Your answer must be a single number: how many lines in the records below contain the word "pixels".
[GIVEN INFORMATION]
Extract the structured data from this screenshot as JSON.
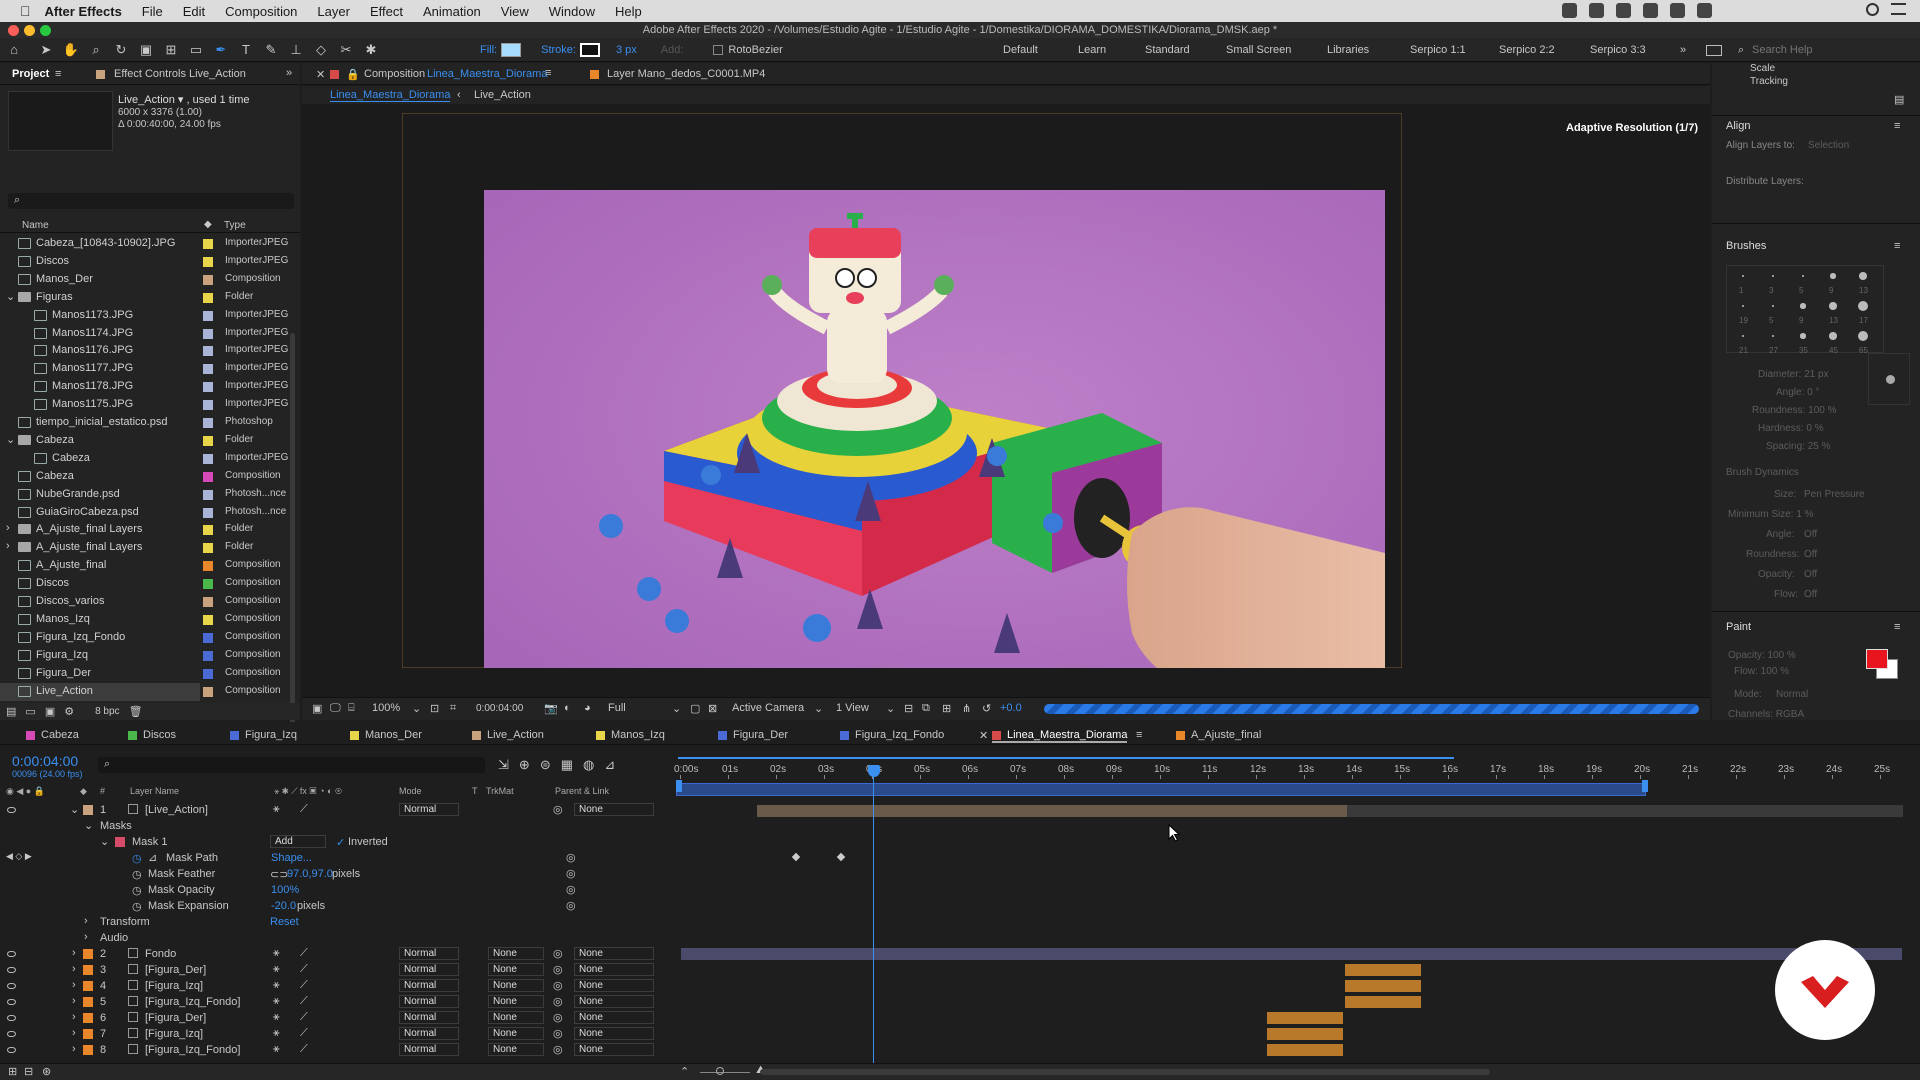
{
  "menubar": {
    "app": "After Effects",
    "items": [
      "File",
      "Edit",
      "Composition",
      "Layer",
      "Effect",
      "Animation",
      "View",
      "Window",
      "Help"
    ]
  },
  "window_title": "Adobe After Effects 2020 - /Volumes/Estudio Agite - 1/Estudio Agite - 1/Domestika/DIORAMA_DOMESTIKA/Diorama_DMSK.aep *",
  "toolbar": {
    "fill_label": "Fill:",
    "stroke_label": "Stroke:",
    "stroke_width": "3 px",
    "add_label": "Add:",
    "rotobezier": "RotoBezier",
    "fill_color": "#a8dcff",
    "search_placeholder": "Search Help",
    "workspaces": [
      "Default",
      "Learn",
      "Standard",
      "Small Screen",
      "Libraries",
      "Serpico 1:1",
      "Serpico 2:2",
      "Serpico 3:3"
    ]
  },
  "project": {
    "tab": "Project",
    "effect_controls_tab": "Effect Controls Live_Action",
    "selected_name": "Live_Action ▾ , used 1 time",
    "selected_dims": "6000 x 3376 (1.00)",
    "selected_duration": "Δ 0:00:40:00, 24.00 fps",
    "col_name": "Name",
    "col_type": "Type",
    "bpc": "8 bpc",
    "items": [
      {
        "name": "Cabeza_[10843-10902].JPG",
        "type": "ImporterJPEG",
        "kind": "file",
        "indent": 0,
        "color": "#e8d64a",
        "twirl": ""
      },
      {
        "name": "Discos",
        "type": "ImporterJPEG",
        "kind": "file",
        "indent": 0,
        "color": "#e8d64a",
        "twirl": ""
      },
      {
        "name": "Manos_Der",
        "type": "Composition",
        "kind": "comp",
        "indent": 0,
        "color": "#c9a27e",
        "twirl": ""
      },
      {
        "name": "Figuras",
        "type": "Folder",
        "kind": "folder",
        "indent": 0,
        "color": "#e8d64a",
        "twirl": "⌄"
      },
      {
        "name": "Manos1173.JPG",
        "type": "ImporterJPEG",
        "kind": "file",
        "indent": 1,
        "color": "#a9b4d6",
        "twirl": ""
      },
      {
        "name": "Manos1174.JPG",
        "type": "ImporterJPEG",
        "kind": "file",
        "indent": 1,
        "color": "#a9b4d6",
        "twirl": ""
      },
      {
        "name": "Manos1176.JPG",
        "type": "ImporterJPEG",
        "kind": "file",
        "indent": 1,
        "color": "#a9b4d6",
        "twirl": ""
      },
      {
        "name": "Manos1177.JPG",
        "type": "ImporterJPEG",
        "kind": "file",
        "indent": 1,
        "color": "#a9b4d6",
        "twirl": ""
      },
      {
        "name": "Manos1178.JPG",
        "type": "ImporterJPEG",
        "kind": "file",
        "indent": 1,
        "color": "#a9b4d6",
        "twirl": ""
      },
      {
        "name": "Manos1175.JPG",
        "type": "ImporterJPEG",
        "kind": "file",
        "indent": 1,
        "color": "#a9b4d6",
        "twirl": ""
      },
      {
        "name": "tiempo_inicial_estatico.psd",
        "type": "Photoshop",
        "kind": "file",
        "indent": 0,
        "color": "#a9b4d6",
        "twirl": ""
      },
      {
        "name": "Cabeza",
        "type": "Folder",
        "kind": "folder",
        "indent": 0,
        "color": "#e8d64a",
        "twirl": "⌄"
      },
      {
        "name": "Cabeza",
        "type": "ImporterJPEG",
        "kind": "file",
        "indent": 1,
        "color": "#a9b4d6",
        "twirl": ""
      },
      {
        "name": "Cabeza",
        "type": "Composition",
        "kind": "comp",
        "indent": 0,
        "color": "#d64ab8",
        "twirl": ""
      },
      {
        "name": "NubeGrande.psd",
        "type": "Photosh...nce",
        "kind": "file",
        "indent": 0,
        "color": "#a9b4d6",
        "twirl": ""
      },
      {
        "name": "GuiaGiroCabeza.psd",
        "type": "Photosh...nce",
        "kind": "file",
        "indent": 0,
        "color": "#a9b4d6",
        "twirl": ""
      },
      {
        "name": "A_Ajuste_final Layers",
        "type": "Folder",
        "kind": "folder",
        "indent": 0,
        "color": "#e8d64a",
        "twirl": "›"
      },
      {
        "name": "A_Ajuste_final Layers",
        "type": "Folder",
        "kind": "folder",
        "indent": 0,
        "color": "#e8d64a",
        "twirl": "›"
      },
      {
        "name": "A_Ajuste_final",
        "type": "Composition",
        "kind": "comp",
        "indent": 0,
        "color": "#e8862a",
        "twirl": ""
      },
      {
        "name": "Discos",
        "type": "Composition",
        "kind": "comp",
        "indent": 0,
        "color": "#4ab84a",
        "twirl": ""
      },
      {
        "name": "Discos_varios",
        "type": "Composition",
        "kind": "comp",
        "indent": 0,
        "color": "#c9a27e",
        "twirl": ""
      },
      {
        "name": "Manos_Izq",
        "type": "Composition",
        "kind": "comp",
        "indent": 0,
        "color": "#e8d64a",
        "twirl": ""
      },
      {
        "name": "Figura_Izq_Fondo",
        "type": "Composition",
        "kind": "comp",
        "indent": 0,
        "color": "#4a6ad6",
        "twirl": ""
      },
      {
        "name": "Figura_Izq",
        "type": "Composition",
        "kind": "comp",
        "indent": 0,
        "color": "#4a6ad6",
        "twirl": ""
      },
      {
        "name": "Figura_Der",
        "type": "Composition",
        "kind": "comp",
        "indent": 0,
        "color": "#4a6ad6",
        "twirl": ""
      },
      {
        "name": "Live_Action",
        "type": "Composition",
        "kind": "comp",
        "indent": 0,
        "color": "#c9a27e",
        "twirl": ""
      }
    ]
  },
  "viewer": {
    "comp_tab": "Composition",
    "comp_name": "Linea_Maestra_Diorama",
    "layer_tab": "Layer Mano_dedos_C0001.MP4",
    "breadcrumb_1": "Linea_Maestra_Diorama",
    "breadcrumb_2": "Live_Action",
    "adaptive": "Adaptive Resolution (1/7)",
    "zoom": "100%",
    "time": "0:00:04:00",
    "resolution": "Full",
    "camera": "Active Camera",
    "views": "1 View",
    "exposure": "+0.0"
  },
  "right_panel": {
    "scale": "Scale",
    "tracking": "Tracking",
    "align_title": "Align",
    "align_to": "Align Layers to:",
    "align_to_value": "Selection",
    "distribute": "Distribute Layers:",
    "brushes_title": "Brushes",
    "brush_sizes": [
      "1",
      "3",
      "5",
      "9",
      "13",
      "19",
      "5",
      "9",
      "13",
      "17",
      "21",
      "27",
      "35",
      "45",
      "65"
    ],
    "diameter": "Diameter: 21 px",
    "angle": "Angle: 0 °",
    "roundness": "Roundness: 100 %",
    "hardness": "Hardness: 0 %",
    "spacing": "Spacing: 25 %",
    "brush_dynamics": "Brush Dynamics",
    "size": "Size:",
    "size_value": "Pen Pressure",
    "min_size": "Minimum Size: 1 %",
    "angle_d": "Angle:",
    "roundness_d": "Roundness:",
    "opacity_d": "Opacity:",
    "flow_d": "Flow:",
    "off": "Off",
    "paint_title": "Paint",
    "paint_opacity": "Opacity: 100 %",
    "paint_flow": "Flow: 100 %",
    "paint_mode": "Mode:",
    "paint_mode_value": "Normal",
    "channels": "Channels: RGBA",
    "paint_fg": "#e8141e",
    "paint_bg": "#ffffff"
  },
  "timeline": {
    "tabs": [
      {
        "name": "Cabeza",
        "color": "#d64ab8"
      },
      {
        "name": "Discos",
        "color": "#4ab84a"
      },
      {
        "name": "Figura_Izq",
        "color": "#4a6ad6"
      },
      {
        "name": "Manos_Der",
        "color": "#e8d64a"
      },
      {
        "name": "Live_Action",
        "color": "#c9a27e"
      },
      {
        "name": "Manos_Izq",
        "color": "#e8d64a"
      },
      {
        "name": "Figura_Der",
        "color": "#4a6ad6"
      },
      {
        "name": "Figura_Izq_Fondo",
        "color": "#4a6ad6"
      },
      {
        "name": "Linea_Maestra_Diorama",
        "color": "#d64a4a"
      },
      {
        "name": "A_Ajuste_final",
        "color": "#e8862a"
      }
    ],
    "timecode": "0:00:04:00",
    "frame_info": "00096 (24.00 fps)",
    "col_layer_name": "Layer Name",
    "col_mode": "Mode",
    "col_t": "T",
    "col_trkmat": "TrkMat",
    "col_parent": "Parent & Link",
    "ruler": [
      "0:00s",
      "01s",
      "02s",
      "03s",
      "04s",
      "05s",
      "06s",
      "07s",
      "08s",
      "09s",
      "10s",
      "11s",
      "12s",
      "13s",
      "14s",
      "15s",
      "16s",
      "17s",
      "18s",
      "19s",
      "20s",
      "21s",
      "22s",
      "23s",
      "24s",
      "25s"
    ],
    "layer1": {
      "num": "1",
      "name": "[Live_Action]",
      "mode": "Normal",
      "parent": "None",
      "color": "#c9a27e"
    },
    "masks_label": "Masks",
    "mask1": "Mask 1",
    "mask_mode": "Add",
    "inverted": "Inverted",
    "mask_path": "Mask Path",
    "mask_path_value": "Shape...",
    "mask_feather": "Mask Feather",
    "mask_feather_value": "97.0,97.0",
    "mask_feather_unit": "pixels",
    "mask_opacity": "Mask Opacity",
    "mask_opacity_value": "100%",
    "mask_expansion": "Mask Expansion",
    "mask_expansion_value": "-20.0",
    "mask_expansion_unit": "pixels",
    "transform": "Transform",
    "transform_reset": "Reset",
    "audio": "Audio",
    "layers": [
      {
        "num": "2",
        "name": "Fondo",
        "mode": "Normal",
        "trkmat": "None",
        "parent": "None",
        "color": "#e8862a"
      },
      {
        "num": "3",
        "name": "[Figura_Der]",
        "mode": "Normal",
        "trkmat": "None",
        "parent": "None",
        "color": "#e8862a"
      },
      {
        "num": "4",
        "name": "[Figura_Izq]",
        "mode": "Normal",
        "trkmat": "None",
        "parent": "None",
        "color": "#e8862a"
      },
      {
        "num": "5",
        "name": "[Figura_Izq_Fondo]",
        "mode": "Normal",
        "trkmat": "None",
        "parent": "None",
        "color": "#e8862a"
      },
      {
        "num": "6",
        "name": "[Figura_Der]",
        "mode": "Normal",
        "trkmat": "None",
        "parent": "None",
        "color": "#e8862a"
      },
      {
        "num": "7",
        "name": "[Figura_Izq]",
        "mode": "Normal",
        "trkmat": "None",
        "parent": "None",
        "color": "#e8862a"
      },
      {
        "num": "8",
        "name": "[Figura_Izq_Fondo]",
        "mode": "Normal",
        "trkmat": "None",
        "parent": "None",
        "color": "#e8862a"
      }
    ]
  },
  "badge_color": "#d81e1e"
}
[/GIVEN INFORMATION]
### [REPLY]
2